Material supplied >>
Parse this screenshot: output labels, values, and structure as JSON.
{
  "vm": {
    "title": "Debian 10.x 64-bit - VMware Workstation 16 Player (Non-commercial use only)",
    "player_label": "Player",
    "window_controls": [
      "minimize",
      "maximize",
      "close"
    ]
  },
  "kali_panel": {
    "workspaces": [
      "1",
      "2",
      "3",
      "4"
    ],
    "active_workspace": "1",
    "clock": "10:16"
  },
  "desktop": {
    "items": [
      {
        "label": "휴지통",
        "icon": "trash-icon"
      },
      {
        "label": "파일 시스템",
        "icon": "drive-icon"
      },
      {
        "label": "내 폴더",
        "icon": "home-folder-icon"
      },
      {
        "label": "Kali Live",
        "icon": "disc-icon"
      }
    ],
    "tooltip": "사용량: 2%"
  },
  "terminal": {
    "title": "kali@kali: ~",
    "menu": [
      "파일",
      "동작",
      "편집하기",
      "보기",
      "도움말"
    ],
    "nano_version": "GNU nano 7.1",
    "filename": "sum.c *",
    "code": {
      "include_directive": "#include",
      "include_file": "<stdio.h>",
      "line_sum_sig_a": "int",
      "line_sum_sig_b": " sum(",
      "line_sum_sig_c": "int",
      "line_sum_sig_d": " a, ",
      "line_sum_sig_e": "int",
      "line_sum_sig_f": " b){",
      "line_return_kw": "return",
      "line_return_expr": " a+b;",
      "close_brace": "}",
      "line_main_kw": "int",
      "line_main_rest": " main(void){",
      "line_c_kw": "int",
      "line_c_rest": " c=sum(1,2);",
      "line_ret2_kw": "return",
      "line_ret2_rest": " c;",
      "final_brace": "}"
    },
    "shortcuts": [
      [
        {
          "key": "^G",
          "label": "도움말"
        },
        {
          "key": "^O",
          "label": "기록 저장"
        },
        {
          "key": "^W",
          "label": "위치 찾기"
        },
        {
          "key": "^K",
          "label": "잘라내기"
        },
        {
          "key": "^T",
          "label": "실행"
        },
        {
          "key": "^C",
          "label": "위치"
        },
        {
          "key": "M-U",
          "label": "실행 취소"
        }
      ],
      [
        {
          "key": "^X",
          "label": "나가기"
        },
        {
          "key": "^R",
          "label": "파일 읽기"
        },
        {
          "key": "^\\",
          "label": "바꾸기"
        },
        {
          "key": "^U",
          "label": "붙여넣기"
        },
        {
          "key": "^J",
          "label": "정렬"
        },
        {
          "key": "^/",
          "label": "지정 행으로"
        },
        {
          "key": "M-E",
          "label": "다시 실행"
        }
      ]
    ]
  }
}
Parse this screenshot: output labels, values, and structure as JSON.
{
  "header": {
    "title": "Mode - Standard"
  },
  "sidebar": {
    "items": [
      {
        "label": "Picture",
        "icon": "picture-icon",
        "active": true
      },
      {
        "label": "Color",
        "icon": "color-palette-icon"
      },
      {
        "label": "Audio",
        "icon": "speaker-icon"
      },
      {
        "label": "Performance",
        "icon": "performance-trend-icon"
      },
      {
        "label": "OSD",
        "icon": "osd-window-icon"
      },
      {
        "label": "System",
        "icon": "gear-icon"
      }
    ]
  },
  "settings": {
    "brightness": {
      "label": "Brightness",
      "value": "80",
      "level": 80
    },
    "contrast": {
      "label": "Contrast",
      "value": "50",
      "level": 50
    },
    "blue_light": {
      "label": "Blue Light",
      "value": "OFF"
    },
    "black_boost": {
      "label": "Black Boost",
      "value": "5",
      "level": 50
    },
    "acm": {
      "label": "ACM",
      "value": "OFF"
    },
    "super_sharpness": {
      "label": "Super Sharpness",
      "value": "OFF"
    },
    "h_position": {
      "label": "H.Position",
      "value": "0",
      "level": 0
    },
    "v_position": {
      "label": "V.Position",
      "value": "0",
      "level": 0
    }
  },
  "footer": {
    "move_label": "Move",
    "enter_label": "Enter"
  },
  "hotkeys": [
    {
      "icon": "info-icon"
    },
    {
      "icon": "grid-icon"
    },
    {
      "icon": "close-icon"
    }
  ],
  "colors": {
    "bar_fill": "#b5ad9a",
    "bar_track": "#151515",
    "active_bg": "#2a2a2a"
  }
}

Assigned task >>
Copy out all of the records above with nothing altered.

Answer box >>
Parse this screenshot: output labels, values, and structure as JSON.
{
  "vm": {
    "title": "Debian 10.x 64-bit - VMware Workstation 16 Player (Non-commercial use only)",
    "player_label": "Player",
    "window_controls": [
      "minimize",
      "maximize",
      "close"
    ]
  },
  "kali_panel": {
    "workspaces": [
      "1",
      "2",
      "3",
      "4"
    ],
    "active_workspace": "1",
    "clock": "10:16"
  },
  "desktop": {
    "items": [
      {
        "label": "휴지통",
        "icon": "trash-icon"
      },
      {
        "label": "파일 시스템",
        "icon": "drive-icon"
      },
      {
        "label": "내 폴더",
        "icon": "home-folder-icon"
      },
      {
        "label": "Kali Live",
        "icon": "disc-icon"
      }
    ],
    "tooltip": "사용량: 2%"
  },
  "terminal": {
    "title": "kali@kali: ~",
    "menu": [
      "파일",
      "동작",
      "편집하기",
      "보기",
      "도움말"
    ],
    "nano_version": "GNU nano 7.1",
    "filename": "sum.c *",
    "code": {
      "include_directive": "#include",
      "include_file": "<stdio.h>",
      "line_sum_sig_a": "int",
      "line_sum_sig_b": " sum(",
      "line_sum_sig_c": "int",
      "line_sum_sig_d": " a, ",
      "line_sum_sig_e": "int",
      "line_sum_sig_f": " b){",
      "line_return_kw": "return",
      "line_return_expr": " a+b;",
      "close_brace": "}",
      "line_main_kw": "int",
      "line_main_rest": " main(void){",
      "line_c_kw": "int",
      "line_c_rest": " c=sum(1,2);",
      "line_ret2_kw": "return",
      "line_ret2_rest": " c;",
      "final_brace": "}"
    },
    "shortcuts": [
      [
        {
          "key": "^G",
          "label": "도움말"
        },
        {
          "key": "^O",
          "label": "기록 저장"
        },
        {
          "key": "^W",
          "label": "위치 찾기"
        },
        {
          "key": "^K",
          "label": "잘라내기"
        },
        {
          "key": "^T",
          "label": "실행"
        },
        {
          "key": "^C",
          "label": "위치"
        },
        {
          "key": "M-U",
          "label": "실행 취소"
        }
      ],
      [
        {
          "key": "^X",
          "label": "나가기"
        },
        {
          "key": "^R",
          "label": "파일 읽기"
        },
        {
          "key": "^\\",
          "label": "바꾸기"
        },
        {
          "key": "^U",
          "label": "붙여넣기"
        },
        {
          "key": "^J",
          "label": "정렬"
        },
        {
          "key": "^/",
          "label": "지정 행으로"
        },
        {
          "key": "M-E",
          "label": "다시 실행"
        }
      ]
    ]
  }
}
Parse this screenshot: output labels, values, and structure as JSON.
{
  "header": {
    "title": "Mode - Standard"
  },
  "sidebar": {
    "items": [
      {
        "label": "Picture",
        "icon": "picture-icon",
        "active": true
      },
      {
        "label": "Color",
        "icon": "color-palette-icon"
      },
      {
        "label": "Audio",
        "icon": "speaker-icon"
      },
      {
        "label": "Performance",
        "icon": "performance-trend-icon"
      },
      {
        "label": "OSD",
        "icon": "osd-window-icon"
      },
      {
        "label": "System",
        "icon": "gear-icon"
      }
    ]
  },
  "settings": {
    "brightness": {
      "label": "Brightness",
      "value": "80",
      "level": 80
    },
    "contrast": {
      "label": "Contrast",
      "value": "50",
      "level": 50
    },
    "blue_light": {
      "label": "Blue Light",
      "value": "OFF"
    },
    "black_boost": {
      "label": "Black Boost",
      "value": "5",
      "level": 50
    },
    "acm": {
      "label": "ACM",
      "value": "OFF"
    },
    "super_sharpness": {
      "label": "Super Sharpness",
      "value": "OFF"
    },
    "h_position": {
      "label": "H.Position",
      "value": "0",
      "level": 0
    },
    "v_position": {
      "label": "V.Position",
      "value": "0",
      "level": 0
    }
  },
  "footer": {
    "move_label": "Move",
    "enter_label": "Enter"
  },
  "hotkeys": [
    {
      "icon": "info-icon"
    },
    {
      "icon": "grid-icon"
    },
    {
      "icon": "close-icon"
    }
  ],
  "colors": {
    "bar_fill": "#b5ad9a",
    "bar_track": "#151515",
    "active_bg": "#2a2a2a"
  }
}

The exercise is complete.